Signals have increased due to global problems and pressure. With the thick recession, Trump is increasingly liking attendees who are ready to defend him on television. Bolton was temporarily reserved to appear on Sunday talk shows in late August but said he was not comfortable with some of the administration's plans, and he said the president's anger, according to a government official Prompted for. The White House is not authorized to speak privately. Conversations

Bolton and his National Security Council staff were also viewed with caution by some in the White House who viewed him with his agenda compared to the president, and behind Bolt's staff leaking information about Trump Some administrative assistants have accused him of embarrassing them.

Trump was not always likely to be the third national security adviser, a world-view insufficient for the president's separatist declarations "America First." He considered running for the presidency in 2016, partly to present a case against separatism that Trump would incarnate.

Still, Trump had praised Bolton for years, praising him on Twitter since 2014. Trump told aides that he felt Bolton was a "murderer" on television.

Defending Bolton after Tuesday's announcement, a person close to him said he was authorized to say one thing: Because he was a national security adviser, someone "misbehaved" about Iran, North Korea, Russia and Syria " did not do. The man, who did not say who gave the authorization, did not discuss the issue by name and only spoke on condition of anonymity.

When asked to respond to the person's comment, White House Press Secretary Stephanie Grisham told smiling reporters: "It seems like someone is trying to protect you."

Senator Chris Murphy, D-Conn., said there was concern about the rotation of the president's foreign policy team.

Murphy said, "John Bolton was the wrong choice, and the positive side of this instability is that there will be fewer people voicing war in the president's ears." "But no person of any quality is going to take a job in the country's national security cabinet, as long as everyone's head stays a little above the cutting block permanently."

But in 2012, a Republican presidential candidate, Utah Senator Mitt Romney, opposed Bolton's impeachment, calling it "a major loss to the country and the administration."

He said that "in making decisions, you want people who disagree and present a very different view."

White House spokesman Hogan Gidley said Deputy National Security Adviser Charles Kuperman and a former Reagan administration official and defense executive would play Bolton on an interim basis.
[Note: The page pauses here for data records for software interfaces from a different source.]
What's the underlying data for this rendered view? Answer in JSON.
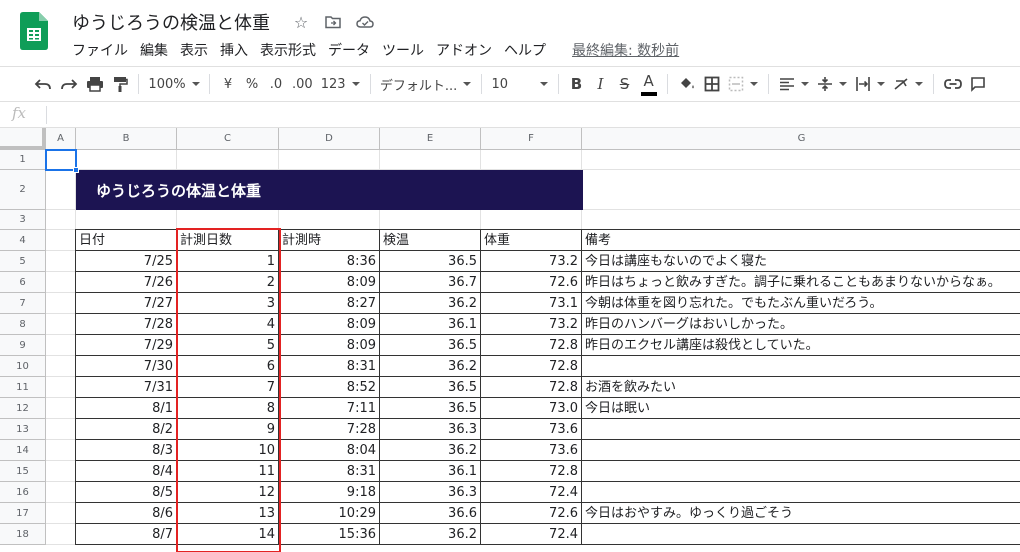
{
  "app": {
    "doc_title": "ゆうじろうの検温と体重",
    "last_edit": "最終編集: 数秒前"
  },
  "menu": [
    "ファイル",
    "編集",
    "表示",
    "挿入",
    "表示形式",
    "データ",
    "ツール",
    "アドオン",
    "ヘルプ"
  ],
  "toolbar": {
    "zoom": "100%",
    "currency": "¥",
    "percent": "%",
    "dec_decrease": ".0",
    "dec_increase": ".00",
    "number_format": "123",
    "font": "デフォルト...",
    "font_size": "10",
    "bold": "B",
    "italic": "I",
    "strike": "S",
    "text_color": "A"
  },
  "formula_bar": {
    "fx": "fx",
    "value": ""
  },
  "columns": [
    "A",
    "B",
    "C",
    "D",
    "E",
    "F",
    "G"
  ],
  "rows": [
    "1",
    "2",
    "3",
    "4",
    "5",
    "6",
    "7",
    "8",
    "9",
    "10",
    "11",
    "12",
    "13",
    "14",
    "15",
    "16",
    "17",
    "18"
  ],
  "banner_title": "ゆうじろうの体温と体重",
  "table": {
    "headers": [
      "日付",
      "計測日数",
      "計測時",
      "検温",
      "体重",
      "備考"
    ],
    "rows": [
      [
        "7/25",
        "1",
        "8:36",
        "36.5",
        "73.2",
        "今日は講座もないのでよく寝た"
      ],
      [
        "7/26",
        "2",
        "8:09",
        "36.7",
        "72.6",
        "昨日はちょっと飲みすぎた。調子に乗れることもあまりないからなぁ。"
      ],
      [
        "7/27",
        "3",
        "8:27",
        "36.2",
        "73.1",
        "今朝は体重を図り忘れた。でもたぶん重いだろう。"
      ],
      [
        "7/28",
        "4",
        "8:09",
        "36.1",
        "73.2",
        "昨日のハンバーグはおいしかった。"
      ],
      [
        "7/29",
        "5",
        "8:09",
        "36.5",
        "72.8",
        "昨日のエクセル講座は殺伐としていた。"
      ],
      [
        "7/30",
        "6",
        "8:31",
        "36.2",
        "72.8",
        ""
      ],
      [
        "7/31",
        "7",
        "8:52",
        "36.5",
        "72.8",
        "お酒を飲みたい"
      ],
      [
        "8/1",
        "8",
        "7:11",
        "36.5",
        "73.0",
        "今日は眠い"
      ],
      [
        "8/2",
        "9",
        "7:28",
        "36.3",
        "73.6",
        ""
      ],
      [
        "8/3",
        "10",
        "8:04",
        "36.2",
        "73.6",
        ""
      ],
      [
        "8/4",
        "11",
        "8:31",
        "36.1",
        "72.8",
        ""
      ],
      [
        "8/5",
        "12",
        "9:18",
        "36.3",
        "72.4",
        ""
      ],
      [
        "8/6",
        "13",
        "10:29",
        "36.6",
        "72.6",
        "今日はおやすみ。ゆっくり過ごそう"
      ],
      [
        "8/7",
        "14",
        "15:36",
        "36.2",
        "72.4",
        ""
      ]
    ]
  },
  "colors": {
    "banner_bg": "#1c1452",
    "highlight": "#e32222",
    "selection": "#1a73e8",
    "logo_green": "#0f9d58"
  }
}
Trump said he would name Bolton's replacement next week.

Bolton was appointed to the post in March 2018 following the departure of Army General HR McMaster.